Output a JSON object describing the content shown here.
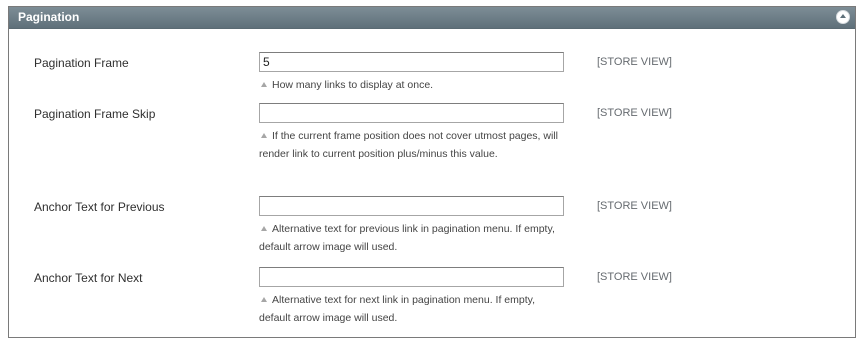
{
  "panel": {
    "title": "Pagination",
    "collapse_icon": "chevron-up-icon"
  },
  "fields": [
    {
      "label": "Pagination Frame",
      "value": "5",
      "scope": "[STORE VIEW]",
      "note": "How many links to display at once."
    },
    {
      "label": "Pagination Frame Skip",
      "value": "",
      "scope": "[STORE VIEW]",
      "note": "If the current frame position does not cover utmost pages, will render link to current position plus/minus this value."
    },
    {
      "label": "Anchor Text for Previous",
      "value": "",
      "scope": "[STORE VIEW]",
      "note": "Alternative text for previous link in pagination menu. If empty, default arrow image will used."
    },
    {
      "label": "Anchor Text for Next",
      "value": "",
      "scope": "[STORE VIEW]",
      "note": "Alternative text for next link in pagination menu. If empty, default arrow image will used."
    }
  ]
}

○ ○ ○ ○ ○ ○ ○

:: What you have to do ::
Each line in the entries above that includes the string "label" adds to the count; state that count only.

:: Response to this exercise ::
4